[Opening Data for processing section]
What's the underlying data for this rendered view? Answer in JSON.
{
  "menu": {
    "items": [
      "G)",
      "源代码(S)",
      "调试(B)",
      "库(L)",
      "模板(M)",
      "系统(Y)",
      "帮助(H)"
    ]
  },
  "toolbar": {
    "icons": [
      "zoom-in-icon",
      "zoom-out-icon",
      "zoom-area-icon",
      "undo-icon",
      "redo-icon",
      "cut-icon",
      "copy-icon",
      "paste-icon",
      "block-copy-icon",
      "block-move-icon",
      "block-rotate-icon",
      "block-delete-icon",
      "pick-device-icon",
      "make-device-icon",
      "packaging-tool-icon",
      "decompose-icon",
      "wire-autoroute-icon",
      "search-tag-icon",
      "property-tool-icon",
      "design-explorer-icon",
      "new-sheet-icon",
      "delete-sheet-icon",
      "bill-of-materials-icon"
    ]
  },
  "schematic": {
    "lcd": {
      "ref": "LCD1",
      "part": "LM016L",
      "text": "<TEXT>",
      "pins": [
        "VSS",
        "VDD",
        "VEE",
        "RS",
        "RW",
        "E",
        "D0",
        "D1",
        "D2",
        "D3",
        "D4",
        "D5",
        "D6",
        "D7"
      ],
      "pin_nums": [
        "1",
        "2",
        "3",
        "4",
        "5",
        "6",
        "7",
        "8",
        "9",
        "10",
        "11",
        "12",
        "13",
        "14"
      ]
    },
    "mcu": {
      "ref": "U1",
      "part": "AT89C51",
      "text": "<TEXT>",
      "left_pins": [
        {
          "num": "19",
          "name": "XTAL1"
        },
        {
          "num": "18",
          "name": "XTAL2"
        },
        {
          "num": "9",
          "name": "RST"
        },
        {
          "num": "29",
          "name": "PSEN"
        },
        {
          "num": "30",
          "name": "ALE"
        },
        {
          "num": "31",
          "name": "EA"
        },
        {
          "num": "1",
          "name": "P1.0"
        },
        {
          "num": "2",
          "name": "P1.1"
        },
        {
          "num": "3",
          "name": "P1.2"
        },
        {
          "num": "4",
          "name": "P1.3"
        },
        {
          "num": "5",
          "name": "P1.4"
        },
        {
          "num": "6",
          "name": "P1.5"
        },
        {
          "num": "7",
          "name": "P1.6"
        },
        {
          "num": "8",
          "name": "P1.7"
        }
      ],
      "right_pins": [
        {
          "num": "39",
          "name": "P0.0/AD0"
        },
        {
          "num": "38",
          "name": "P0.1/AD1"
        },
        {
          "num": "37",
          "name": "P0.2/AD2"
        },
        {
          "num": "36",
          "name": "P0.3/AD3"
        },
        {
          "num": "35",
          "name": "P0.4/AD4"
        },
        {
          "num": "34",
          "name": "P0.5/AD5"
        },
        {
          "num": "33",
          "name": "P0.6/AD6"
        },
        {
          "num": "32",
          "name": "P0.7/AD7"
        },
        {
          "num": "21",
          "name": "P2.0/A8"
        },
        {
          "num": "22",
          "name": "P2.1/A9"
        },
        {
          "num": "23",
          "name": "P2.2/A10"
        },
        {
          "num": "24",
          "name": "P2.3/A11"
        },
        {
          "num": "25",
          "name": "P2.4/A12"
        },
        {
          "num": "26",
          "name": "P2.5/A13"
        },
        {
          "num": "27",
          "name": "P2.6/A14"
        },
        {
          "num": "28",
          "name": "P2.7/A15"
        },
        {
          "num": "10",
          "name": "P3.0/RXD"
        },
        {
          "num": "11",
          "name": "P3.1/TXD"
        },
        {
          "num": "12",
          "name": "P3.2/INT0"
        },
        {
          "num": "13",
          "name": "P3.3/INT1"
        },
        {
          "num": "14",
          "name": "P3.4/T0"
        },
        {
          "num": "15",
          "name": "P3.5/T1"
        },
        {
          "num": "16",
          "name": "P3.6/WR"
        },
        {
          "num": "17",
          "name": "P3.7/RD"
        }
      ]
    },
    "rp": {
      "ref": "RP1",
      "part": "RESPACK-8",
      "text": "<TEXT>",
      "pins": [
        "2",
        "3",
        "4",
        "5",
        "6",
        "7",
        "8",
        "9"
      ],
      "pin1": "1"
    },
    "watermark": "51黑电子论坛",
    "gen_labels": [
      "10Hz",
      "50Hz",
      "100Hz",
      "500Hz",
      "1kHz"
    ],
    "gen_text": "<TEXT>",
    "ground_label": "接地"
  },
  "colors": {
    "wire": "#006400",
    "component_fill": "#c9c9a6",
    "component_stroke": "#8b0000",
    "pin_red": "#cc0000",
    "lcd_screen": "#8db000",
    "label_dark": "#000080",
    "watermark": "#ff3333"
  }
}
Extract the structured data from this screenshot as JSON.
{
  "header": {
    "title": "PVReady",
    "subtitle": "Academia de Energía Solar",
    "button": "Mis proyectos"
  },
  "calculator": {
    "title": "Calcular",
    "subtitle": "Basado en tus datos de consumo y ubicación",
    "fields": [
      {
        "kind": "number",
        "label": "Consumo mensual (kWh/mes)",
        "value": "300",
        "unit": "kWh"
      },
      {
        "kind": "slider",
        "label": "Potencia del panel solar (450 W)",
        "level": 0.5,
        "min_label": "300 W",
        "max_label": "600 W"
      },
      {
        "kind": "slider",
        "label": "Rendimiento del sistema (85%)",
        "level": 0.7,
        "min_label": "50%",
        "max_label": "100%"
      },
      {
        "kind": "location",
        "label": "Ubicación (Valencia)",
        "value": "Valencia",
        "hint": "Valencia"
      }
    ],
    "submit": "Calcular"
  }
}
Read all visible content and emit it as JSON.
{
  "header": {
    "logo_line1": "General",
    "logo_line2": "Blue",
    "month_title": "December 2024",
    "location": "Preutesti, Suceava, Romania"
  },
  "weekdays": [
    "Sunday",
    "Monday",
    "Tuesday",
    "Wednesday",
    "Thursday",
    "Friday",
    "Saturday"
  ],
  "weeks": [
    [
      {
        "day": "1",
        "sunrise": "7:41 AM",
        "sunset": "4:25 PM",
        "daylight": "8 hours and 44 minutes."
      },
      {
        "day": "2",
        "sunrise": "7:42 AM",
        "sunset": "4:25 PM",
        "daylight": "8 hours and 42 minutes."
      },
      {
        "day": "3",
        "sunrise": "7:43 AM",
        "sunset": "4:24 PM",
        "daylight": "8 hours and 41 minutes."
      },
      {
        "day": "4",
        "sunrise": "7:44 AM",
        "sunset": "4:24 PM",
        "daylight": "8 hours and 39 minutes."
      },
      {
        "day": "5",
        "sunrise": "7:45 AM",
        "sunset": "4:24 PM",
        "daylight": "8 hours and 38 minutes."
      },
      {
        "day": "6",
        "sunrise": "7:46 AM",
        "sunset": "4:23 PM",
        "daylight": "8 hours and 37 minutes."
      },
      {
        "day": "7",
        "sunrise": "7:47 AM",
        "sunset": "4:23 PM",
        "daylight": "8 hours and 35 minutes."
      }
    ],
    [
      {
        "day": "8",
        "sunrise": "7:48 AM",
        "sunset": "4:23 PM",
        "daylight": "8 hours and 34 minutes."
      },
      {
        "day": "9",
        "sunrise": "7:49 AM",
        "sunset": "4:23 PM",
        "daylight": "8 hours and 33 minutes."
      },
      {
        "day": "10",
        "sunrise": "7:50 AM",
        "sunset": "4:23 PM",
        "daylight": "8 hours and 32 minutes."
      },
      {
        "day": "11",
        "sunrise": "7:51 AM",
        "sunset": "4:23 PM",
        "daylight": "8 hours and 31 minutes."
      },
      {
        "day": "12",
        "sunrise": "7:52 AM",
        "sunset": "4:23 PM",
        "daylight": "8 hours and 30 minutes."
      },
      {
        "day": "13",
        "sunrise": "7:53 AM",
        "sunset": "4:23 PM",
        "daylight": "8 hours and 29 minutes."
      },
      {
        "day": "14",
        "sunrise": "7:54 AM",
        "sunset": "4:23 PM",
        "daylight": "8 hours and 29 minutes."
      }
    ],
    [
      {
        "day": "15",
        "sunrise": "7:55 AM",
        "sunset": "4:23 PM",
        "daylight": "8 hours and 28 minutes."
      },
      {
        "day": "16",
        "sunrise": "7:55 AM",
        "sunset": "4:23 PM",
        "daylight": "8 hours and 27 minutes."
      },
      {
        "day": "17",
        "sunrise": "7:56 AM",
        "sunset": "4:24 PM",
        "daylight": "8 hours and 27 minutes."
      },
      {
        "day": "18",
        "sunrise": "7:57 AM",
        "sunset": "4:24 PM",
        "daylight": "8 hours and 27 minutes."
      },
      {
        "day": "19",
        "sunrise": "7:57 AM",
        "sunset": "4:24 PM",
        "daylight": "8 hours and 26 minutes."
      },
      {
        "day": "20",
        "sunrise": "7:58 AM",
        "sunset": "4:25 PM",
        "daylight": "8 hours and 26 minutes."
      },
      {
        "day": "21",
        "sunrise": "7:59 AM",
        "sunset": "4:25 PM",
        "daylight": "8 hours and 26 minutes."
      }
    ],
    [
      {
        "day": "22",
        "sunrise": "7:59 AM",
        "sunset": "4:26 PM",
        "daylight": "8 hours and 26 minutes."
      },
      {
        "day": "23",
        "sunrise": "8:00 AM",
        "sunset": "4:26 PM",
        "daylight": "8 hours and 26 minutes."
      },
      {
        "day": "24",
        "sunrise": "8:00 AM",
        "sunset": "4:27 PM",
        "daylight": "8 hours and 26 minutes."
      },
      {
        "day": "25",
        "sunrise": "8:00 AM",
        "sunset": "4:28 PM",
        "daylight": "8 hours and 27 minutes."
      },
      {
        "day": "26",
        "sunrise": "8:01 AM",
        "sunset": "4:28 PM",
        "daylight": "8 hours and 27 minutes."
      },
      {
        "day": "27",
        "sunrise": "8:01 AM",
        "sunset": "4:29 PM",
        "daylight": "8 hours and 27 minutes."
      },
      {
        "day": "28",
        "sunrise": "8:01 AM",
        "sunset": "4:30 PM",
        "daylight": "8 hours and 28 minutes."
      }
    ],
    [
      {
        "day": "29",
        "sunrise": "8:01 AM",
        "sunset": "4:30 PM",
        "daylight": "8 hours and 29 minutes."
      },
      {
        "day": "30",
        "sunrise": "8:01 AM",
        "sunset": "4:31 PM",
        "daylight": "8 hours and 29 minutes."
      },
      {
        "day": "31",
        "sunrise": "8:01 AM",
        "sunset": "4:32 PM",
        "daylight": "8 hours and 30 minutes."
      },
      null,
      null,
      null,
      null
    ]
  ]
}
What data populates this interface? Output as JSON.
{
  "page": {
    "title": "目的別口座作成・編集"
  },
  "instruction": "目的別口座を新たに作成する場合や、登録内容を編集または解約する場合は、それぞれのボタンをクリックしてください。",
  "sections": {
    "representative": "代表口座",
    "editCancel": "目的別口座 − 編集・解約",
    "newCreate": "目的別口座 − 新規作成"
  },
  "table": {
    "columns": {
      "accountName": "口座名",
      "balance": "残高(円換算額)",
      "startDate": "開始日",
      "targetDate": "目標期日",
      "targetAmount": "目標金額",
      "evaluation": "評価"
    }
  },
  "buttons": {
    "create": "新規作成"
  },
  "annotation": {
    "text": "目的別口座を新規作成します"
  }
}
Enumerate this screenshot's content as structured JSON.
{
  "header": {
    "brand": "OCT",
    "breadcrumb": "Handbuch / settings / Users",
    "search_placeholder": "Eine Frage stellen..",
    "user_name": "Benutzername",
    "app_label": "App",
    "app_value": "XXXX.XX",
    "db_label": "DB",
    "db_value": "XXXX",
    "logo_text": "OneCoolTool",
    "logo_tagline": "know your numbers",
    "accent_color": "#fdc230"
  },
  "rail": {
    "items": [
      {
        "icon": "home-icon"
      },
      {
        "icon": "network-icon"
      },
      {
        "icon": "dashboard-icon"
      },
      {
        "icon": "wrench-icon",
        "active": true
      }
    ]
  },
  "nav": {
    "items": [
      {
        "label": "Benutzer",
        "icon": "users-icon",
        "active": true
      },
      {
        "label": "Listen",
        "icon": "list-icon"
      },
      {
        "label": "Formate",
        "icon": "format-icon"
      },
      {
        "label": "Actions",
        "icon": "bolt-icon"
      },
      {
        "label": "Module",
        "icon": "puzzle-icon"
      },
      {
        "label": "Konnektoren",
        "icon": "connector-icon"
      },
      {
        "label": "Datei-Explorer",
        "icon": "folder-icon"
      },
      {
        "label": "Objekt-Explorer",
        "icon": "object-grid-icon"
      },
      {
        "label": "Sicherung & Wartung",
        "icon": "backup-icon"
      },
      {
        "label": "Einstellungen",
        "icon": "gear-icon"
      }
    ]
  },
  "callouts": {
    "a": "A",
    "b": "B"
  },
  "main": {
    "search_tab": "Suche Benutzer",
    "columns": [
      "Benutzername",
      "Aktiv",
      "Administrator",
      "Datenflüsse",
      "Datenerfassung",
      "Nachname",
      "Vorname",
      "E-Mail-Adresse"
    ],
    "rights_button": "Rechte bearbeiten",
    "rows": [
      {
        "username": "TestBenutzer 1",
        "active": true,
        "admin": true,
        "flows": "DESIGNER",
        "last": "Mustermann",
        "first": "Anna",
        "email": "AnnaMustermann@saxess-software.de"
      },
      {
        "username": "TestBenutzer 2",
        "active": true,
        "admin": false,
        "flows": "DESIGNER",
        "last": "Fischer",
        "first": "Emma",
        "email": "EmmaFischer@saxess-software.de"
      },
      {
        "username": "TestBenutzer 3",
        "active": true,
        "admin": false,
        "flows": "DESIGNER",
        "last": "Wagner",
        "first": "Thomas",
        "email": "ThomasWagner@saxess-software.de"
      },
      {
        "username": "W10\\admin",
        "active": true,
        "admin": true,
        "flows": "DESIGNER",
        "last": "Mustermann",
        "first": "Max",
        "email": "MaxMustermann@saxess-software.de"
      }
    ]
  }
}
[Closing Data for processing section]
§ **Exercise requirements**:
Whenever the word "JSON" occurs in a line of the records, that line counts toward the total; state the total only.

§ **Exercise answer**:
5